  • The Last Airbender

    The Last Airbender

    Katara (Nicola Peltz) and Sokka (Jackson Rathbone) are like a lot of other siblings: they look after each other, like to explore, and yes, they argue sometimes. But they’re also very different from most human kids. For one thing, they’re members of the Southern Water Tribe, residing at the South Pole, and for another thing, Katara is a Waterbender.

  • The Twilight Saga: Eclipse

    The Twilight Saga: Eclipse

    As The Twilight Saga: Eclipse begins, Bella (Kristen Stewart) has made up her mind. About to graduate from high school, she’s determined to become a vampire like her boyfriend Edward (Robert Pattinson). She’s remarkably stubborn on this point, despite her beloved’s repeated cautions that vampires are in fact eternally gloomy, pained, and soulless (this as he glitters and sighs and looks very soulful indeed). Still, in order to sate his own overwhelming determination to posses Bella, he agrees to what he calls a “compromise,” namely, he’ll change her if she marries him.

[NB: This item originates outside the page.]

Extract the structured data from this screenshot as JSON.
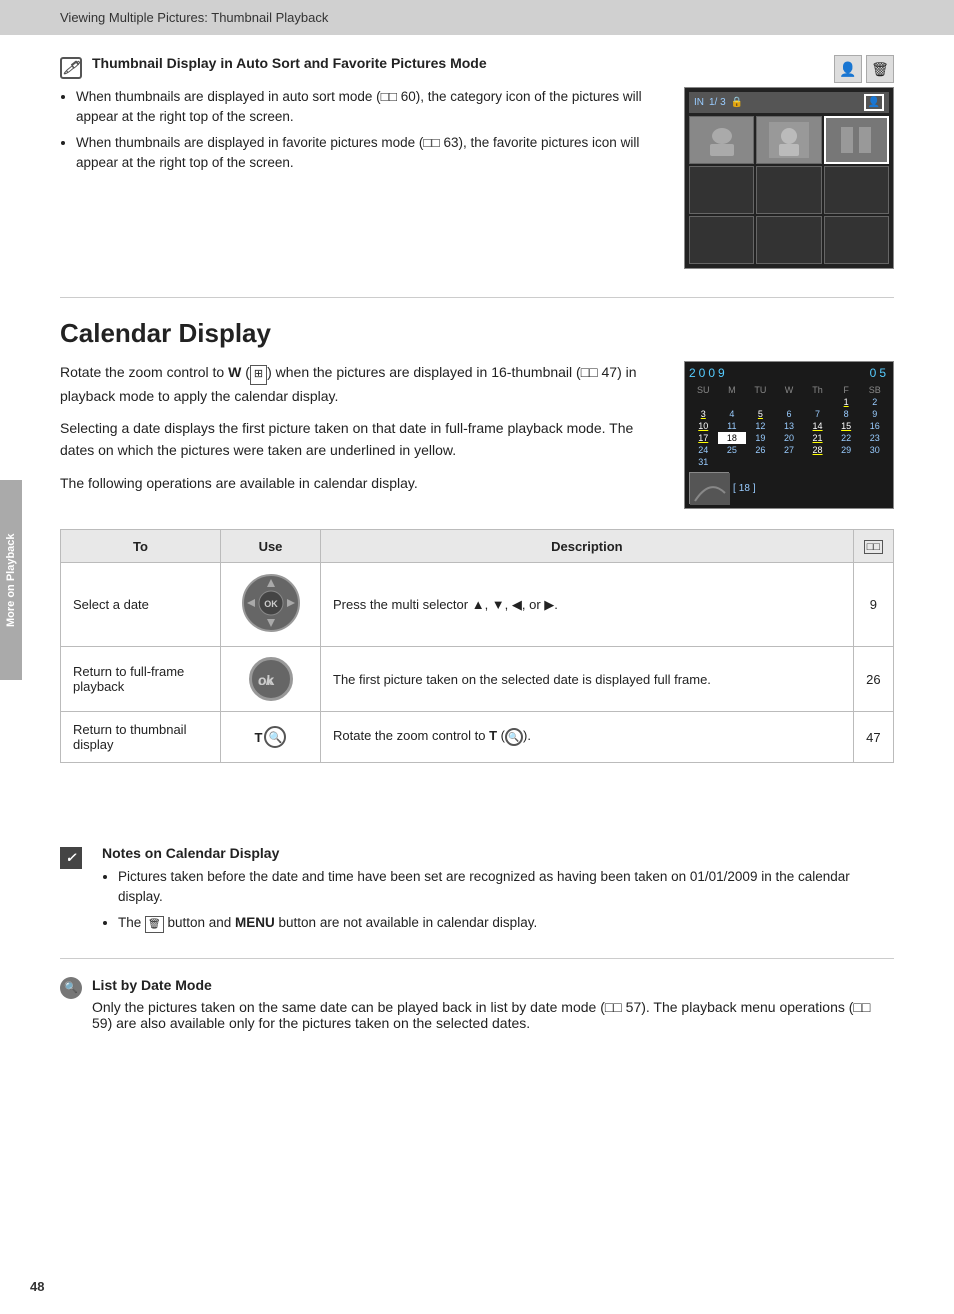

  • Grown Ups

    Grown Ups

    On Fourth of July weekend, five childhood friends are attending a funeral. Oh wait, that doesn’t sound like much fun. Let’s start again: five childhood friends use the passing of their beloved middle school basketball coach as a reason to reunite and remember his advice, that they “play the game of life the same way” they played their big championship victory. That way, he urges them back in 1978, “when the final buzzer of life goes off, you’ll have no regrets.”

  • Toy Story 3

    Toy Story 3

    It’s good to be toys. At least that’s the first thought offered up in Toy Story 3, as Woody (voiced by Tom Hanks) and Jessie (Joan Cusack) chase down a runaway train full of orphans (played by a squad of green- and pink-haired trolls). And just when the situation looks most dire, yet another toy—Buzz Lightyear (Tim Allen) booms in to rescue everyone. It’s fun, it’s rambunctious, and it looks pretty endless. When you’re a toy and played with, you can be heroic and happy every day. Even when you play a villain, you know it’s a game, and you’ll be back into the joyful…

  • The Karate Kid

    The Karate Kid

    Eleven-year-old Dre (Jaden Smith) is miserable as The Karate Kid begins. He and his mother (Taraji P. Henson) are moving from Detroit, the only home he’s ever known, to Beijing. She’s been transferred for work and, more importantly, as she puts it, they’re going to start a new life, following the death of his father.

  • Prince of Persia: The Sands of Time

    Prince of Persia: The Sands of Time

    The Prince of Persia lives to leap. From rooftops, across alleyways, down sand dunes, into crevasses — he throws himself again and again into big slow motiony air, his arms outstretched and legs churning, his face blurred and his destination always achieved. Jake Gyllenhaal is the video game hero made flesh! Or at least, digitized.